» **Task goal**: For the string "feeds", find every matching line in the records and copy it.

Dataset rows describing interfaces
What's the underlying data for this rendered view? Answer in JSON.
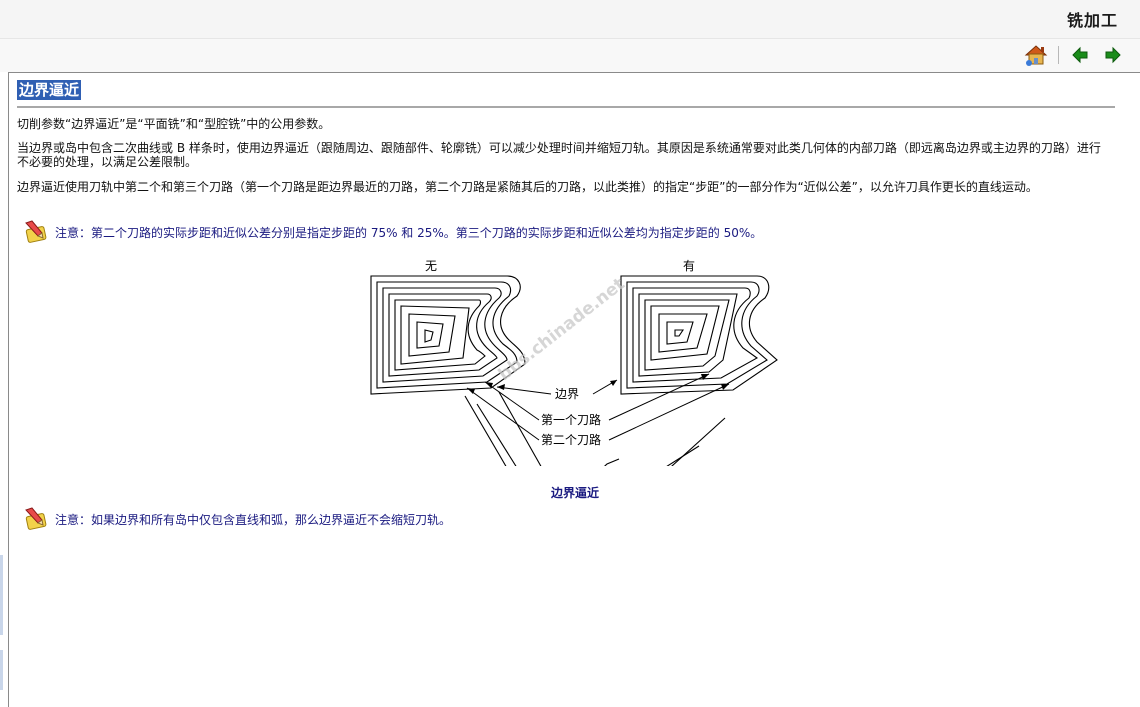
{
  "app": {
    "doc_title": "铣加工"
  },
  "toolbar": {
    "buttons": [
      {
        "name": "home",
        "icon": "home-icon"
      },
      {
        "name": "back",
        "icon": "arrow-left-icon"
      },
      {
        "name": "forward",
        "icon": "arrow-right-icon"
      }
    ],
    "colors": {
      "arrow": "#1a8c1a",
      "house_roof": "#d05a1a",
      "house_wall": "#e8b650"
    }
  },
  "content": {
    "heading": "边界逼近",
    "paragraphs": [
      "切削参数“边界逼近”是“平面铣”和“型腔铣”中的公用参数。",
      "当边界或岛中包含二次曲线或 B 样条时，使用边界逼近（跟随周边、跟随部件、轮廓铣）可以减少处理时间并缩短刀轨。其原因是系统通常要对此类几何体的内部刀路（即远离岛边界或主边界的刀路）进行不必要的处理，以满足公差限制。",
      "边界逼近使用刀轨中第二个和第三个刀路（第一个刀路是距边界最近的刀路，第二个刀路是紧随其后的刀路，以此类推）的指定“步距”的一部分作为“近似公差”，以允许刀具作更长的直线运动。"
    ],
    "notes": [
      "注意：第二个刀路的实际步距和近似公差分别是指定步距的 75% 和 25%。第三个刀路的实际步距和近似公差均为指定步距的 50%。",
      "注意：如果边界和所有岛中仅包含直线和弧，那么边界逼近不会缩短刀轨。"
    ],
    "note_icon": "note-pencil-icon"
  },
  "figure": {
    "label_left": "无",
    "label_right": "有",
    "callouts": {
      "boundary": "边界",
      "first_pass": "第一个刀路",
      "second_pass": "第二个刀路"
    },
    "watermark": "bbs.chinade.net",
    "caption": "边界逼近"
  }
}
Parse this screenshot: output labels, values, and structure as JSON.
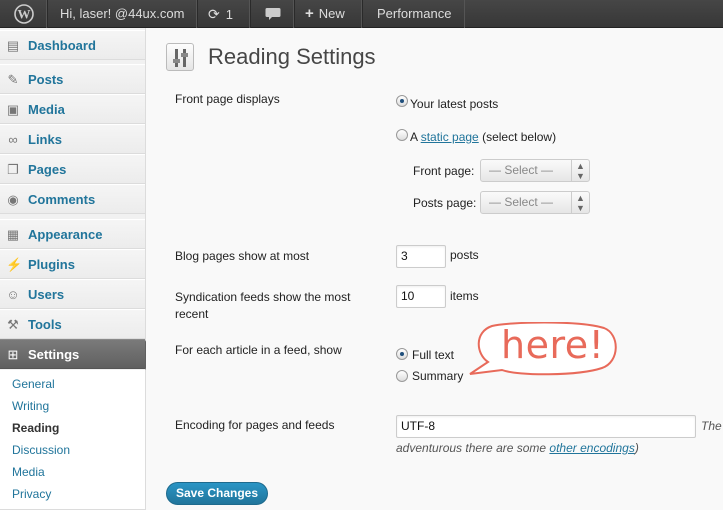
{
  "adminbar": {
    "wp_logo": "wordpress-icon",
    "howdy": "Hi, laser! @44ux.com",
    "updates_count": "1",
    "new_label": "New",
    "performance_label": "Performance"
  },
  "sidebar": {
    "items": [
      {
        "label": "Dashboard",
        "icon": "dashboard-icon"
      },
      {
        "label": "Posts",
        "icon": "pin-icon"
      },
      {
        "label": "Media",
        "icon": "media-icon"
      },
      {
        "label": "Links",
        "icon": "link-icon"
      },
      {
        "label": "Pages",
        "icon": "pages-icon"
      },
      {
        "label": "Comments",
        "icon": "comment-icon"
      },
      {
        "label": "Appearance",
        "icon": "appearance-icon"
      },
      {
        "label": "Plugins",
        "icon": "plugin-icon"
      },
      {
        "label": "Users",
        "icon": "users-icon"
      },
      {
        "label": "Tools",
        "icon": "tools-icon"
      },
      {
        "label": "Settings",
        "icon": "settings-icon"
      }
    ],
    "submenu": [
      "General",
      "Writing",
      "Reading",
      "Discussion",
      "Media",
      "Privacy"
    ]
  },
  "main": {
    "title": "Reading Settings",
    "front_page_displays_label": "Front page displays",
    "option_latest": "Your latest posts",
    "option_static_prefix": "A ",
    "option_static_link": "static page",
    "option_static_suffix": " (select below)",
    "front_page_label": "Front page:",
    "posts_page_label": "Posts page:",
    "select_placeholder": "— Select —",
    "blog_pages_label": "Blog pages show at most",
    "blog_pages_value": "3",
    "blog_pages_unit": "posts",
    "syndication_label": "Syndication feeds show the most recent",
    "syndication_value": "10",
    "syndication_unit": "items",
    "feed_article_label": "For each article in a feed, show",
    "feed_full_text": "Full text",
    "feed_summary": "Summary",
    "encoding_label": "Encoding for pages and feeds",
    "encoding_value": "UTF-8",
    "encoding_desc_1": "The",
    "encoding_desc_2a": "adventurous there are some ",
    "encoding_desc_link": "other encodings",
    "encoding_desc_2b": ")",
    "save_button": "Save Changes",
    "callout": "here!"
  },
  "colors": {
    "accent": "#21759b",
    "callout": "#e86a5a",
    "adminbar": "#464646"
  }
}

» **Exercise answer**:
    "syndication_label": "Syndication feeds show the most recent",
    "encoding_label": "Encoding for pages and feeds",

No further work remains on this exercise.